"We are the first South African mine to build and operate our own solar plant of this scale," said Chris Griffith, CEO of Gold Fields in an announcement. The project will be funded from the mine's positive cash flows over the next two years, the group said.
Once commissioned, South Deep's solar plant will see total energy derived from renewables increase to 11% from 3% of total electricity consumption in 2020. It would also lower Gold Fields' carbon footprint by 100,000 tons of carbon dioxide emissions annually.
A licence granting the construction of the solar plant was issued by the National Energy Regulator of South Africa on February 25. The plant will comprise 116,000 solar panels and cover a 118 hectare area roughly the size of 200 soccer fields, Gold Fields said.
The use of self-generated, renewable energy will translate into savings of around R120m on the cost of electricity a year.
"A broad range of stakeholders stand to benefit more from the mine's activities," said Griffith. "A profitable mine and a sustainable business can continue to employ and develop employees, contribute to community development, support the livelihoods of local suppliers and add to the fiscus in the form of taxes and royalties," he said.
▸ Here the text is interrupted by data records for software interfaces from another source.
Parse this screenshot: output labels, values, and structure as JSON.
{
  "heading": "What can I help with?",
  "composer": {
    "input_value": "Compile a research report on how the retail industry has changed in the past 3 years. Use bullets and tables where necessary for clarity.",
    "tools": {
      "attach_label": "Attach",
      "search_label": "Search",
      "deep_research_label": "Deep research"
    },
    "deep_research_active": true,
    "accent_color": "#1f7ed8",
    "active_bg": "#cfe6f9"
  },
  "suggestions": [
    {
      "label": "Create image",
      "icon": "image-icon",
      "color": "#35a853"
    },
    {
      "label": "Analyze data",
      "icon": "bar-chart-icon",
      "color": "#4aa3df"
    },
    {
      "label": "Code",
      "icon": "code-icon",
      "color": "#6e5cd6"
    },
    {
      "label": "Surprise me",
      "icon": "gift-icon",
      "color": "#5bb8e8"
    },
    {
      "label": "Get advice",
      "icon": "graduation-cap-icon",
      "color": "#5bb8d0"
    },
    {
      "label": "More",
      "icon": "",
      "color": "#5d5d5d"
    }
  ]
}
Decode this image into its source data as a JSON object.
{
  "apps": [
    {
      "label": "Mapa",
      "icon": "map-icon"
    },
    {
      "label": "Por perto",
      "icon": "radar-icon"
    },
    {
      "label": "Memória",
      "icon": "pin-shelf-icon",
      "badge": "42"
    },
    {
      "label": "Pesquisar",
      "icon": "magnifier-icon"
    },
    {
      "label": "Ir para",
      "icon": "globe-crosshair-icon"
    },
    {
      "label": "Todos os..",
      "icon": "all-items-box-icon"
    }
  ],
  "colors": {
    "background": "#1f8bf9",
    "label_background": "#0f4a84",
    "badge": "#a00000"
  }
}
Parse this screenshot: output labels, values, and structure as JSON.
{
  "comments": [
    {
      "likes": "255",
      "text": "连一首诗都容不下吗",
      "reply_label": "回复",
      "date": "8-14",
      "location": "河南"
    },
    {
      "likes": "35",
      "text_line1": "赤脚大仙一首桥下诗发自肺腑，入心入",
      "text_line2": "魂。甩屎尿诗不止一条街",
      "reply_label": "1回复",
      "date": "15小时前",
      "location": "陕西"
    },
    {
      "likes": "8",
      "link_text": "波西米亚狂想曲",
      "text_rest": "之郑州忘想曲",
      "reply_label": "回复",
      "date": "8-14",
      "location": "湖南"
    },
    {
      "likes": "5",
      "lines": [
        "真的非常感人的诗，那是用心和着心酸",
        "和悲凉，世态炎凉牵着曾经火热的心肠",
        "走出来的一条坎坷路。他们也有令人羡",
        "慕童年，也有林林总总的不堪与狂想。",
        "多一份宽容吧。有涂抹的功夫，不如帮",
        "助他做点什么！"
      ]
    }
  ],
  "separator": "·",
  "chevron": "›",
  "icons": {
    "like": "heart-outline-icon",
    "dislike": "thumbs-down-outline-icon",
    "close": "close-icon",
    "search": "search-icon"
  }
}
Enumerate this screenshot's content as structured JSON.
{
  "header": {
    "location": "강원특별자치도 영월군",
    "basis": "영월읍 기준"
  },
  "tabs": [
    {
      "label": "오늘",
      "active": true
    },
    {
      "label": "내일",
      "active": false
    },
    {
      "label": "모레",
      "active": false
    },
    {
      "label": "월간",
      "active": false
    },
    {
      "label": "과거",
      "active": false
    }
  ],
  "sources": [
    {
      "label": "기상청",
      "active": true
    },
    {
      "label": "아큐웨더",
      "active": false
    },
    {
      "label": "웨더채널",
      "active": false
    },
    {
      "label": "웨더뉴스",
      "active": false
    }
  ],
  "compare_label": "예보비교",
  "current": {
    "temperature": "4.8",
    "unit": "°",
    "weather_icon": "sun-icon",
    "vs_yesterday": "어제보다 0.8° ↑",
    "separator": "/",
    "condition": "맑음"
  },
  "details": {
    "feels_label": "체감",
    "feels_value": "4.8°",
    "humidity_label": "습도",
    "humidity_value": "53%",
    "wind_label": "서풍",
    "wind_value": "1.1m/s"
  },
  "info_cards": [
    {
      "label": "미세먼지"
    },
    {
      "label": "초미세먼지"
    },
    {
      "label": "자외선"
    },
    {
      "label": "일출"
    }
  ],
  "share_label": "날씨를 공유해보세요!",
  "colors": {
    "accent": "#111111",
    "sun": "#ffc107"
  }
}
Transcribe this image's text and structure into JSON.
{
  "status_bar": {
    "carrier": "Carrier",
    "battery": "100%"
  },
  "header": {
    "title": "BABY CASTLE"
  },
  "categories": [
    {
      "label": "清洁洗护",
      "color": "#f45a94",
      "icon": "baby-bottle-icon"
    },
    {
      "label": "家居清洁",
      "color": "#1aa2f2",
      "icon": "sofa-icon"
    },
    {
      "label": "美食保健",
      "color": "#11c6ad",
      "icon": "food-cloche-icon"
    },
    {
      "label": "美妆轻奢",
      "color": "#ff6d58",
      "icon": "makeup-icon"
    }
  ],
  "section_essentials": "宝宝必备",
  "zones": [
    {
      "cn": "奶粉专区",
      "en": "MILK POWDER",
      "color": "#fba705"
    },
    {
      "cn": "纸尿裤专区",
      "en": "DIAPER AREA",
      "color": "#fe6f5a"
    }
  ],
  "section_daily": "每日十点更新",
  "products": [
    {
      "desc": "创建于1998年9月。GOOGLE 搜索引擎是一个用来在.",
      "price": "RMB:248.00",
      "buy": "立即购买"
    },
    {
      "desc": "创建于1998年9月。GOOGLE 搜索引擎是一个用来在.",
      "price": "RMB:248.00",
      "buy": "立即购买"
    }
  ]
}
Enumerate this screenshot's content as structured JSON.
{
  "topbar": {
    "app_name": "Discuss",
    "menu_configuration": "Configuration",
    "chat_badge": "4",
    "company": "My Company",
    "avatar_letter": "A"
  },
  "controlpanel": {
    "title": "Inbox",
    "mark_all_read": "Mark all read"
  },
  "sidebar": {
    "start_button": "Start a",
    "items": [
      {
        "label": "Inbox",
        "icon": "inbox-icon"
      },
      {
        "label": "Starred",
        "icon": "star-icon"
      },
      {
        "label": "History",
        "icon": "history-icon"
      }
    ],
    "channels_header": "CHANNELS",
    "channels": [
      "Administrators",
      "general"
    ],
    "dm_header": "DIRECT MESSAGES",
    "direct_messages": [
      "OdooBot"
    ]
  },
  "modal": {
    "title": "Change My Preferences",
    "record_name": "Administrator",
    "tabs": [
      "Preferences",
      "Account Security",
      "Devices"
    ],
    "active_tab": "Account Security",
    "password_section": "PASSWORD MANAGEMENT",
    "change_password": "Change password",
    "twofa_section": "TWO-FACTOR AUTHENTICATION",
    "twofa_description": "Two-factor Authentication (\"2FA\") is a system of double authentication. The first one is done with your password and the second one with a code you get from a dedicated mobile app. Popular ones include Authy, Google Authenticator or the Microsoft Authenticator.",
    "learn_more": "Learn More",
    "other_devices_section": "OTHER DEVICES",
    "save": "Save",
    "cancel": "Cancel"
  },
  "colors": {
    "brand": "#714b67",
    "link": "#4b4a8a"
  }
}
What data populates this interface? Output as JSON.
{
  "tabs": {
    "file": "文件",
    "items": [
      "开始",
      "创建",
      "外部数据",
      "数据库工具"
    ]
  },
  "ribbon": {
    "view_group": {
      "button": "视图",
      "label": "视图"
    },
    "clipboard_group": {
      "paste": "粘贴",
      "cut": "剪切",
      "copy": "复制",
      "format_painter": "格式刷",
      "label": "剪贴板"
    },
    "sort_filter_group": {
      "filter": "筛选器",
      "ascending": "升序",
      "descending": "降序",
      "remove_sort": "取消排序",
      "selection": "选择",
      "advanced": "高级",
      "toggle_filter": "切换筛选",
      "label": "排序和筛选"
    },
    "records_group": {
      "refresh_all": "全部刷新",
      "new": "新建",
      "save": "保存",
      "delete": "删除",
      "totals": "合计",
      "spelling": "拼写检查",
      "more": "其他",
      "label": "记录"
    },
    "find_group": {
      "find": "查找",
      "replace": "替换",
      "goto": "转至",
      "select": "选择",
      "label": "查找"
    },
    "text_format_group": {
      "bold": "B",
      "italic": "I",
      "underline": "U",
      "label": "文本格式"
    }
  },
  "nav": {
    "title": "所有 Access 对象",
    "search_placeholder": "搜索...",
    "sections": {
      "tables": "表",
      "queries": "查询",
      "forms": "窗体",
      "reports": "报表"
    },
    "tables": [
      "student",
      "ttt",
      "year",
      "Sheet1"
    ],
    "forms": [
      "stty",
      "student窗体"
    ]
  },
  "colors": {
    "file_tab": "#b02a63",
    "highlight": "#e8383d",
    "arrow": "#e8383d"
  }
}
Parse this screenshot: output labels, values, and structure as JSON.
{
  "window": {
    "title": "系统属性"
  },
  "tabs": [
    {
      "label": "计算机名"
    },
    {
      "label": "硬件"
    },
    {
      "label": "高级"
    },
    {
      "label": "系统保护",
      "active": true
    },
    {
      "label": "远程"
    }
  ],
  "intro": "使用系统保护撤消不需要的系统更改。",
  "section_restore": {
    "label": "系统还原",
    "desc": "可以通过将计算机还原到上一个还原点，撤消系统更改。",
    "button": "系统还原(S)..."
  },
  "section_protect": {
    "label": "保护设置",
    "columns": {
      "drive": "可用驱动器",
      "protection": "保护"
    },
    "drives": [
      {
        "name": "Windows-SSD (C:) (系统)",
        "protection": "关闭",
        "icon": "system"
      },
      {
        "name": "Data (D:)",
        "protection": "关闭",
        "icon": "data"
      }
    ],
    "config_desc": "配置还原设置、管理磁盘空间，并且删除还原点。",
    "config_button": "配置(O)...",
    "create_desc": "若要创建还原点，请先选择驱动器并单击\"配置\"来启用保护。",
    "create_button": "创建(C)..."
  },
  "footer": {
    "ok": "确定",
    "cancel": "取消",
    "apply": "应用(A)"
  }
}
About 240 jobs will be created during the construction phase, while a team of 12 people will be required to operate the plant once operational.